On the other side of the skepticism lies Anthony Davis.
The Lakers invested most of their future on a 26-year-old, 6’9″ all-star caliber, big man. Things did not play out when they faced the same scenario in 2013. Of course, that big man, Dwight Howard, made his return to Staples Center this summer and could be a big-time contributor on the bench.
Davis is in a similar position as Howard was then: a younger star with an aging veteran. The only thing they’re missing is an oft-injured 40-year-old guard with spondylolisthesis if they wanted a reboot of 2012-2013.
There are doubters. People believe Davis is injury-prone (he’s played one less game than Kawhi who was drafted a year earlier) or that he’s been passed up by other, younger bigs in the league.
That doubt can only fuel Davis, however. A forward with a 7’6″ wingspan and ball-handling ability and added motivaton to boot? That’s a force to be reckoned with.
Last year was awkward. Thanks, Dell Demps!
Davis’s trade request was famously outed by the New Orleans Pelicans’ former general manager Dell Demps. The takes flew throughout the year. Davis didn’t want to be there. New Orleans didn’t seem to want to just let him go. He looked unfocused. The team was in an awkward spot. His last memory with the Pelicans was on the bench wearing a Looney-Tunes shirt that said: “That’s All Folks”.
He only played in fifty-six games that season in a situation that became overblown. The trade request being made public did no favors for anyone. Davis knew his time was up in New Orleans and recognized it was time to go. Still, he averaged 26 points, 12 rebounds, and 2.4 blocks per game. His assist average was a career-high, as well.
Alex Regla of Silver Screen & Roll talked about Davis being more utilized in the passing game this upcoming season. Davis recorded eight assists in his last preseason appearance. The team is riddled with lob threats in James, JaVale McGee, and Howard and shooters that can make the three at a high clip. It’ll be interesting to see how the playmaking will work throughout the year.

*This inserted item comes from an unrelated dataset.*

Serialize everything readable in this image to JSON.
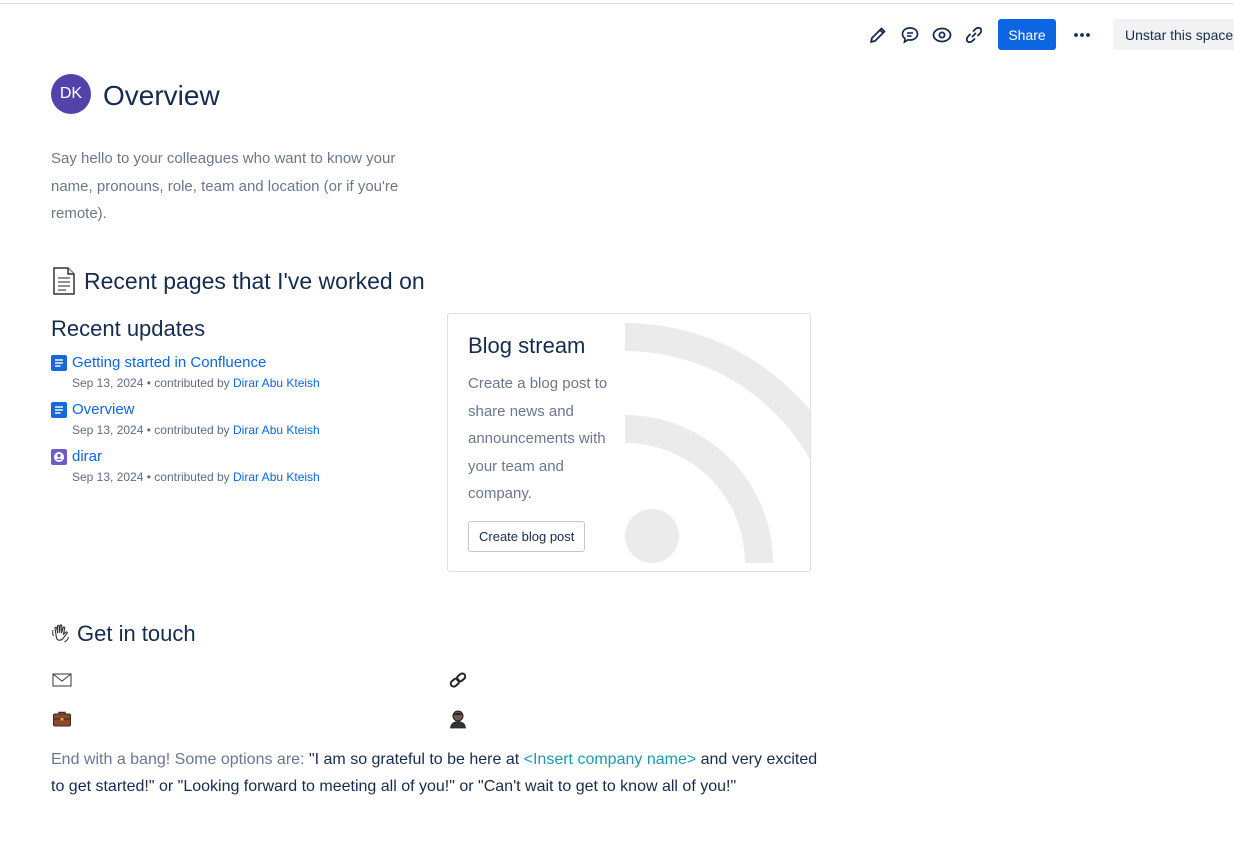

Anthony Davis has his expectations set individually. He stated that he wants to be defensive player of the year. Davis was in the top five in voting during 2014-15 as well as 2017-18. He also stated that he wants to hold himself and teammates (while singling out LeBron) to be motivated on the defensive end. I’m a big fan of Davis setting out to focus on this aspect as it is vital for the team’s success.
Last year, Pelicans’ opponents shot 48.4% from the field while he was on the court. The year before that (when he played 75 games and probably gave a crap) teams shot 46.9% from the field. His best year was in 2014-2015 as the opposition shot 46% from the field when he was on the court.

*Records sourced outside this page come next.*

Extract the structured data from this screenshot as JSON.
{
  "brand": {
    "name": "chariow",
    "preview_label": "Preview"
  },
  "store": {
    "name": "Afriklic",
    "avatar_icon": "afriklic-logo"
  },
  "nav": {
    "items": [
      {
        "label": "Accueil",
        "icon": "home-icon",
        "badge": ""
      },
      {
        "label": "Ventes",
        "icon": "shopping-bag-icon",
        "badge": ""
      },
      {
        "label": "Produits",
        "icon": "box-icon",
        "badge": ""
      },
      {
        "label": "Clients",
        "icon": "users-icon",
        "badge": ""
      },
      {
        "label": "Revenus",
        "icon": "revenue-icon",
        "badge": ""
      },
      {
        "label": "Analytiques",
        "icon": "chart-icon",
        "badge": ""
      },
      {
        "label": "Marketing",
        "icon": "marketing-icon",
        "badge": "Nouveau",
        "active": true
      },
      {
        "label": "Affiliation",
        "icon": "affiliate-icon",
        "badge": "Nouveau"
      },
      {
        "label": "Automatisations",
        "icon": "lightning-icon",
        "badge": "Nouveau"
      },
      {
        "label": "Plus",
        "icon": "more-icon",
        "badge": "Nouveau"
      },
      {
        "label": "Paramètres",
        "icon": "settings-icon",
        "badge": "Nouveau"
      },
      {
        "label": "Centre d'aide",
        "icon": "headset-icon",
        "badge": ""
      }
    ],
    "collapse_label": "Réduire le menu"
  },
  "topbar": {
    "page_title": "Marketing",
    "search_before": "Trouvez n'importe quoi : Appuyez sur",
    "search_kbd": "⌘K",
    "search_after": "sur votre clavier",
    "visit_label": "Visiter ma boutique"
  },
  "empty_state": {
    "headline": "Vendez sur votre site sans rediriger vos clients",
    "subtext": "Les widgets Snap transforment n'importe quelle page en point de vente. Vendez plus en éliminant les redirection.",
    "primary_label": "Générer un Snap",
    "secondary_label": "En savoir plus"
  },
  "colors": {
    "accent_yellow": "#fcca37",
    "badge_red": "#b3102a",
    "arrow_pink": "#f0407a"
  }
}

Defensively, Davis has the versatility to guard anyone. He has the mobility to deal with wings and the length to affect any shot at the rim. Davis’ defensive prowess was awarded by placing him on the All-Defensive team three times. He could be the leader of an elite defense this year.

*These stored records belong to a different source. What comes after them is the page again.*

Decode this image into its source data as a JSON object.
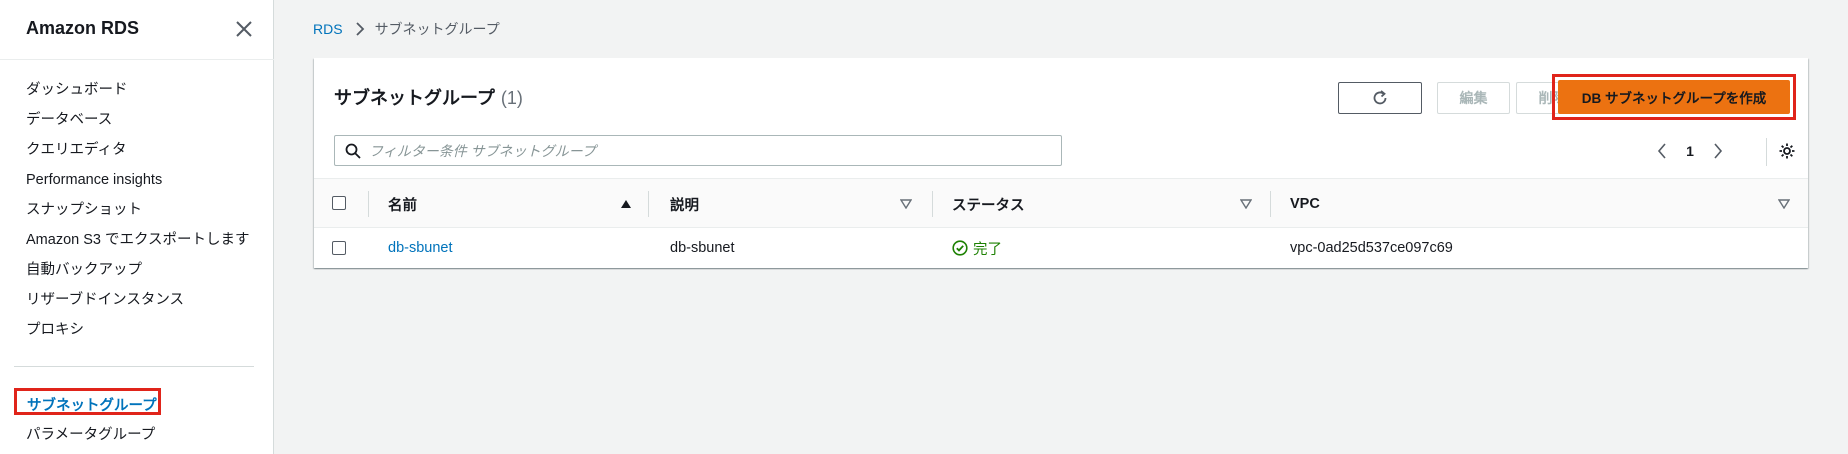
{
  "sidebar": {
    "title": "Amazon RDS",
    "items": [
      {
        "label": "ダッシュボード"
      },
      {
        "label": "データベース"
      },
      {
        "label": "クエリエディタ"
      },
      {
        "label": "Performance insights"
      },
      {
        "label": "スナップショット"
      },
      {
        "label": "Amazon S3 でエクスポートします"
      },
      {
        "label": "自動バックアップ"
      },
      {
        "label": "リザーブドインスタンス"
      },
      {
        "label": "プロキシ"
      }
    ],
    "active_item": "サブネットグループ",
    "after_item": "パラメータグループ"
  },
  "breadcrumb": {
    "root": "RDS",
    "current": "サブネットグループ"
  },
  "panel": {
    "title": "サブネットグループ",
    "count": "(1)",
    "edit_label": "編集",
    "delete_label": "削除",
    "create_label": "DB サブネットグループを作成",
    "search_placeholder": "フィルター条件 サブネットグループ",
    "page_number": "1"
  },
  "table": {
    "columns": [
      "名前",
      "説明",
      "ステータス",
      "VPC"
    ],
    "rows": [
      {
        "name": "db-sbunet",
        "description": "db-sbunet",
        "status": "完了",
        "vpc": "vpc-0ad25d537ce097c69"
      }
    ]
  },
  "colors": {
    "accent": "#ec7211",
    "link": "#0073bb",
    "success": "#1d8102",
    "highlight": "#e0241a"
  }
}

This is the best team Anthony Davis has been a part of.
In New Orleans, Davis played with many good players. Jrue Holiday is an incredible guard. DeMarcus Cousins was great before his injury. Julius Randle played well with him! Jahlil Okafor and Omer Asik were pretty bad.
None of these players are close to LeBron James. The Davis and James pick-and-roll will be INCREDIBLY devastating, as already shown in the four exhibition games they played. According to Synergy Sports, James ranked in the 84th percentile as a P&R ball handler last year. Davis was rated as average last year as the roll man, but the year before last, he attributed to 1.177 points per possession in that role (71st percentile).
The sort of gravity that Davis commands will lead to more looks, freeing up opportunities for those on the weak side. The Lakers have much better shooters this year than last. Davis will also have lob threats to pass to in Howard and McGee.
Oh man, there’s so much potential for this team to be incredible.
Still, so much of the Lakers season will rely on Davis’ play and health. James stated he’d defer to the Brow, but will that continue if the team goes through a slide?
Plenty of people think the Lakers gave up too much to get Davis. More talk about him as an oft-injured big man who can’t win as the number one option. He has the chance to prove every doubter wrong. And it gets me even more excited for the regular season.